All of this makes for dramatic backstory, but the real value of a composer is the music that is left behind. Judging by the three works on this CD, both men produced some very powerful music, though not equally so. The Eisler quartet is a solid work, written in an expressionist idiom that recalls the quartet music of Alban Berg. The work is twelve-tone in concept and seems tightly argued. Cast in two movements, it ommits the traditional sonata form and it's inherent "drama" which further align it with Berg's Lyric Suite. For anyone whose knowlege of Eisler rests on his political and "agitprop" songs will be quite surprised at this almost" orthodox" Viennese serial piece. But ultimately the work is forgettable, a minor work for the composer, whose most important pieces are smaller and stradle the line between popular and high art in the manner of early Weill.
The Hartmann quartets are a different story. Both works are seminal pieces in the composer's output. The First quartet was produced in the first year of the Nazi regime and is infused with the angst and defiance that characterized the composer's anti-fascist attitude. It is also the first work that Hartmann gave an opus number and thus can be considered his first mature score. It never quite rises above the evident influences in the work, particularly the Berg Lyric Suite and the Bartok String Quartets. The idiom is dissonant but tonal in the manner of the Bartok Third and Fourth quartet. Hartmann's rhythms and melodic inflections also show a great debt to Bartok, and in the slow movement Kodaly. Still, the work is fresh, shows signs of Hartmann's mature voice.

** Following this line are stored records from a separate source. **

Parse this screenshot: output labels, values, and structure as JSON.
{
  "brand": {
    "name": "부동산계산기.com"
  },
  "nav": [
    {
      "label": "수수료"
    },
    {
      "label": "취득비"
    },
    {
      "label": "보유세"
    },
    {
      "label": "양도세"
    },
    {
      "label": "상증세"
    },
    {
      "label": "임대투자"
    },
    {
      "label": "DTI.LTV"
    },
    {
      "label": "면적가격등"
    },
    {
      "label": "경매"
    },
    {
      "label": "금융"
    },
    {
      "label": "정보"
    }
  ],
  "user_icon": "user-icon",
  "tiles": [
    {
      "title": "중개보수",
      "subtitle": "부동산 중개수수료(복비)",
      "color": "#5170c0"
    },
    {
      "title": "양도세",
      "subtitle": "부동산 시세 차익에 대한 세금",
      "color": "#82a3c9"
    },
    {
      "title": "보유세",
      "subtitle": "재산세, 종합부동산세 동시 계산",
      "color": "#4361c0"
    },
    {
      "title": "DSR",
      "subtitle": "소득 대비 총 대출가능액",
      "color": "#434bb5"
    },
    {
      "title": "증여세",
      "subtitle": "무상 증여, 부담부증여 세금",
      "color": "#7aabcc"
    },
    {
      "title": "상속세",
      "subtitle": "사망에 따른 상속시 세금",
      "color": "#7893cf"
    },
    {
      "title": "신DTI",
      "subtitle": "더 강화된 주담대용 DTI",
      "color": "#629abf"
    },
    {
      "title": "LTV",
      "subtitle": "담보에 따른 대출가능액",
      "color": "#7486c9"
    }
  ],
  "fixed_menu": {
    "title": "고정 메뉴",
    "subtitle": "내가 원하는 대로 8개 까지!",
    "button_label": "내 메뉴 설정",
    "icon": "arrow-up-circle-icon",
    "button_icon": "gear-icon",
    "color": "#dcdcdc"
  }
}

The Second Quartet is the masterpiece on this recording. Written in the first years after the fall of the Third Reich, the piece is deeply felt, alternating between the Elegaic (Hartmann had witnessed the liberation of Dachau and saw first hand the state of the victims of Hitler) and the defiant. The influence of Bartok may still be detected if you care to search for it (and it's inevitable that critics will bring that up, since Bartok always comes up when discussing 20th century string quartets) but it is subsumed in Hartmann's own language, which also gives nods to Schonberg, Berg, and even Hindemidth, along with a deep understanding of the German Romantic tradition. The language is chromatic, but not serial or atonal at all, and the impact of the work is powerful. It stands along with Hartmann's larger symphonic works as an eloquent testimony to humanism in the face of monsterous evil.

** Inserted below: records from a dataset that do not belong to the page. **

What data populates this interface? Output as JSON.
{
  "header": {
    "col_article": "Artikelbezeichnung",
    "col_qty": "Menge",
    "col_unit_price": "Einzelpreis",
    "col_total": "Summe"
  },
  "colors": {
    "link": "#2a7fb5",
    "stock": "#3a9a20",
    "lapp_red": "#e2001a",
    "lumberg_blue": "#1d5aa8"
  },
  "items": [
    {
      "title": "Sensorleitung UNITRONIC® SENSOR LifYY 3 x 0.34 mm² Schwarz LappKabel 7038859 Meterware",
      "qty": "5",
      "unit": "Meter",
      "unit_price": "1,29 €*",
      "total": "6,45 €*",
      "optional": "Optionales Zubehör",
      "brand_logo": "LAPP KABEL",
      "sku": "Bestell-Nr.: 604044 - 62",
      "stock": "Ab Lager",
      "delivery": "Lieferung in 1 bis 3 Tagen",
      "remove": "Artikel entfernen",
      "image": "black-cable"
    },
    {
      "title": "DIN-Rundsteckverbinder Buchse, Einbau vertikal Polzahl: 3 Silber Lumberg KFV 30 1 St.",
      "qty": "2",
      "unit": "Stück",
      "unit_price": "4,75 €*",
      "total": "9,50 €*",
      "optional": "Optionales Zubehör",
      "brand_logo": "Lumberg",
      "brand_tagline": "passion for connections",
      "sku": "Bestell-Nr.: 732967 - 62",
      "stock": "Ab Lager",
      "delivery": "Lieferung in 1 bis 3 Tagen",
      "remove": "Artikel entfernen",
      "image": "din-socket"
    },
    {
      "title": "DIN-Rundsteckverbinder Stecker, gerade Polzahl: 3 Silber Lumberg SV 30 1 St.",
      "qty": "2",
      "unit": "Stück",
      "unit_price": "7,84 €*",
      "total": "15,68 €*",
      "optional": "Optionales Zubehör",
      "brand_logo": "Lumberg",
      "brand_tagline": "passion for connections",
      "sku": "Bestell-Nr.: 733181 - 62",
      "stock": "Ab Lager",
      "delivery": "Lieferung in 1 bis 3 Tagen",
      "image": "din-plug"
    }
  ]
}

The performances by the Vogler Quartet are excellent. The Hartmann has one disc of recorded competition but the Eisler is currently represented only by this disc. The sonics are excellent and the disc is accompanied by an unusually detailed and informative note. As an aside, this is the first Nimbus disc I've seen in several years and I had thought the company, which was among my favorite classical labels in the late 80s and early 90s, had gone belly up. I am very happy to see them come back from the brink of ruin. Nimbus has always shown a willingness to record excellent ensembles doing out of the way repertoire in the best possible sonic environment. I'm hoping that this disc and others help bring renewed vigor to a label that has always stood for the highest quality in a wide variety of musical styles.